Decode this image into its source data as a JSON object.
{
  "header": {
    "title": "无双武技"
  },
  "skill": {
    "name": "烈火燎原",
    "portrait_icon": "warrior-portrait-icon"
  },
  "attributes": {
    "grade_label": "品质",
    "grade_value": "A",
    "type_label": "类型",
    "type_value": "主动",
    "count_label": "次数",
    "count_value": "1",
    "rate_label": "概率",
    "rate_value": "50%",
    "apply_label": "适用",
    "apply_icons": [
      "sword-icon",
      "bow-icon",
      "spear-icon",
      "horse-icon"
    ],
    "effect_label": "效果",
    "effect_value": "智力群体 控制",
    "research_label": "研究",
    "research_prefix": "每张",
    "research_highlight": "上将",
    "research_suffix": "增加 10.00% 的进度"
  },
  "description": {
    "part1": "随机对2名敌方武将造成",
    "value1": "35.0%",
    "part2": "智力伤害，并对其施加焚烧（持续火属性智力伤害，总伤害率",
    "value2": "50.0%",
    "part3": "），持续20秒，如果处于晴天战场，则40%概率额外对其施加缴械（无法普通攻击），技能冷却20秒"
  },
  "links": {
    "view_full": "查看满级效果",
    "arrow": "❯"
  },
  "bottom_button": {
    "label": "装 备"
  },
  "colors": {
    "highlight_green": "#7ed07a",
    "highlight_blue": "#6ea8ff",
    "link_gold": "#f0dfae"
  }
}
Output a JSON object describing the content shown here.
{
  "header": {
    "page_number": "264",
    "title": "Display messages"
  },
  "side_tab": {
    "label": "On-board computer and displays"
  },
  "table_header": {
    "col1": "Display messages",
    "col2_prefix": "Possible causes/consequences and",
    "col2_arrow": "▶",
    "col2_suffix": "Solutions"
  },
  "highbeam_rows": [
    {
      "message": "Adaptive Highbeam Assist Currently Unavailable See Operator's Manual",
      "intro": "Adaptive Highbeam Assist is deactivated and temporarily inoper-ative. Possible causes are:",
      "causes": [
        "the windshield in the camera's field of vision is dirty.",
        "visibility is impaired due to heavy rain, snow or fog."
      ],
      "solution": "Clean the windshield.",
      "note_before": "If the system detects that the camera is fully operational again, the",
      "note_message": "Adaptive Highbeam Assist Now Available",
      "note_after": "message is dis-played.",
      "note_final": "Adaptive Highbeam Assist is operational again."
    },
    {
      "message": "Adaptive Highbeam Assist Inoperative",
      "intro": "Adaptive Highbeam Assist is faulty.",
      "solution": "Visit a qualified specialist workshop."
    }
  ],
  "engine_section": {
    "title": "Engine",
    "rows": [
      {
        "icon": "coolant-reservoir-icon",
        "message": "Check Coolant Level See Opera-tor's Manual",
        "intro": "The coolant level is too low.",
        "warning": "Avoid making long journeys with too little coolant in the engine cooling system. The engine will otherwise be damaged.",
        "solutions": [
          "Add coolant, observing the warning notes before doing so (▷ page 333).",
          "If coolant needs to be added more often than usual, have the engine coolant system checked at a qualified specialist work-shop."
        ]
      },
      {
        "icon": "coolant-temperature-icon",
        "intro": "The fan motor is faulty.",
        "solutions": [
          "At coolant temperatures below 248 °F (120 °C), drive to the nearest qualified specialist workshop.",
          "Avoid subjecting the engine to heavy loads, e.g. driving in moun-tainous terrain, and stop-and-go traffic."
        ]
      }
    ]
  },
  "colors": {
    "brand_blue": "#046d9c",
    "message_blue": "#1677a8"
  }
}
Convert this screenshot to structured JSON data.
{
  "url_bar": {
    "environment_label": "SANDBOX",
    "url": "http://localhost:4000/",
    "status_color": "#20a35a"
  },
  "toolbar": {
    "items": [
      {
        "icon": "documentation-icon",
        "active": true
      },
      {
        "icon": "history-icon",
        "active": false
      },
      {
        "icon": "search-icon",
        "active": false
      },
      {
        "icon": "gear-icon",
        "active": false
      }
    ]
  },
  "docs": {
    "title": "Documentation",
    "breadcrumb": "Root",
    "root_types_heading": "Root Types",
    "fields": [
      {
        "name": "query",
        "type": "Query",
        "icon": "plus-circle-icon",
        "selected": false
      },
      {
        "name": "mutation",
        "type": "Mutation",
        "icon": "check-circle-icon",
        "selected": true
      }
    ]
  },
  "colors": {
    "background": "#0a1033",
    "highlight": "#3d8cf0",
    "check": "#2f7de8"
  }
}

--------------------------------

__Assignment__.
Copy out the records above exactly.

__Exercise solution__.
Decode this image into its source data as a JSON object.
{
  "header": {
    "title": "无双武技"
  },
  "skill": {
    "name": "烈火燎原",
    "portrait_icon": "warrior-portrait-icon"
  },
  "attributes": {
    "grade_label": "品质",
    "grade_value": "A",
    "type_label": "类型",
    "type_value": "主动",
    "count_label": "次数",
    "count_value": "1",
    "rate_label": "概率",
    "rate_value": "50%",
    "apply_label": "适用",
    "apply_icons": [
      "sword-icon",
      "bow-icon",
      "spear-icon",
      "horse-icon"
    ],
    "effect_label": "效果",
    "effect_value": "智力群体 控制",
    "research_label": "研究",
    "research_prefix": "每张",
    "research_highlight": "上将",
    "research_suffix": "增加 10.00% 的进度"
  },
  "description": {
    "part1": "随机对2名敌方武将造成",
    "value1": "35.0%",
    "part2": "智力伤害，并对其施加焚烧（持续火属性智力伤害，总伤害率",
    "value2": "50.0%",
    "part3": "），持续20秒，如果处于晴天战场，则40%概率额外对其施加缴械（无法普通攻击），技能冷却20秒"
  },
  "links": {
    "view_full": "查看满级效果",
    "arrow": "❯"
  },
  "bottom_button": {
    "label": "装 备"
  },
  "colors": {
    "highlight_green": "#7ed07a",
    "highlight_blue": "#6ea8ff",
    "link_gold": "#f0dfae"
  }
}
Output a JSON object describing the content shown here.
{
  "header": {
    "page_number": "264",
    "title": "Display messages"
  },
  "side_tab": {
    "label": "On-board computer and displays"
  },
  "table_header": {
    "col1": "Display messages",
    "col2_prefix": "Possible causes/consequences and",
    "col2_arrow": "▶",
    "col2_suffix": "Solutions"
  },
  "highbeam_rows": [
    {
      "message": "Adaptive Highbeam Assist Currently Unavailable See Operator's Manual",
      "intro": "Adaptive Highbeam Assist is deactivated and temporarily inoper-ative. Possible causes are:",
      "causes": [
        "the windshield in the camera's field of vision is dirty.",
        "visibility is impaired due to heavy rain, snow or fog."
      ],
      "solution": "Clean the windshield.",
      "note_before": "If the system detects that the camera is fully operational again, the",
      "note_message": "Adaptive Highbeam Assist Now Available",
      "note_after": "message is dis-played.",
      "note_final": "Adaptive Highbeam Assist is operational again."
    },
    {
      "message": "Adaptive Highbeam Assist Inoperative",
      "intro": "Adaptive Highbeam Assist is faulty.",
      "solution": "Visit a qualified specialist workshop."
    }
  ],
  "engine_section": {
    "title": "Engine",
    "rows": [
      {
        "icon": "coolant-reservoir-icon",
        "message": "Check Coolant Level See Opera-tor's Manual",
        "intro": "The coolant level is too low.",
        "warning": "Avoid making long journeys with too little coolant in the engine cooling system. The engine will otherwise be damaged.",
        "solutions": [
          "Add coolant, observing the warning notes before doing so (▷ page 333).",
          "If coolant needs to be added more often than usual, have the engine coolant system checked at a qualified specialist work-shop."
        ]
      },
      {
        "icon": "coolant-temperature-icon",
        "intro": "The fan motor is faulty.",
        "solutions": [
          "At coolant temperatures below 248 °F (120 °C), drive to the nearest qualified specialist workshop.",
          "Avoid subjecting the engine to heavy loads, e.g. driving in moun-tainous terrain, and stop-and-go traffic."
        ]
      }
    ]
  },
  "colors": {
    "brand_blue": "#046d9c",
    "message_blue": "#1677a8"
  }
}
Convert this screenshot to structured JSON data.
{
  "url_bar": {
    "environment_label": "SANDBOX",
    "url": "http://localhost:4000/",
    "status_color": "#20a35a"
  },
  "toolbar": {
    "items": [
      {
        "icon": "documentation-icon",
        "active": true
      },
      {
        "icon": "history-icon",
        "active": false
      },
      {
        "icon": "search-icon",
        "active": false
      },
      {
        "icon": "gear-icon",
        "active": false
      }
    ]
  },
  "docs": {
    "title": "Documentation",
    "breadcrumb": "Root",
    "root_types_heading": "Root Types",
    "fields": [
      {
        "name": "query",
        "type": "Query",
        "icon": "plus-circle-icon",
        "selected": false
      },
      {
        "name": "mutation",
        "type": "Mutation",
        "icon": "check-circle-icon",
        "selected": true
      }
    ]
  },
  "colors": {
    "background": "#0a1033",
    "highlight": "#3d8cf0",
    "check": "#2f7de8"
  }
}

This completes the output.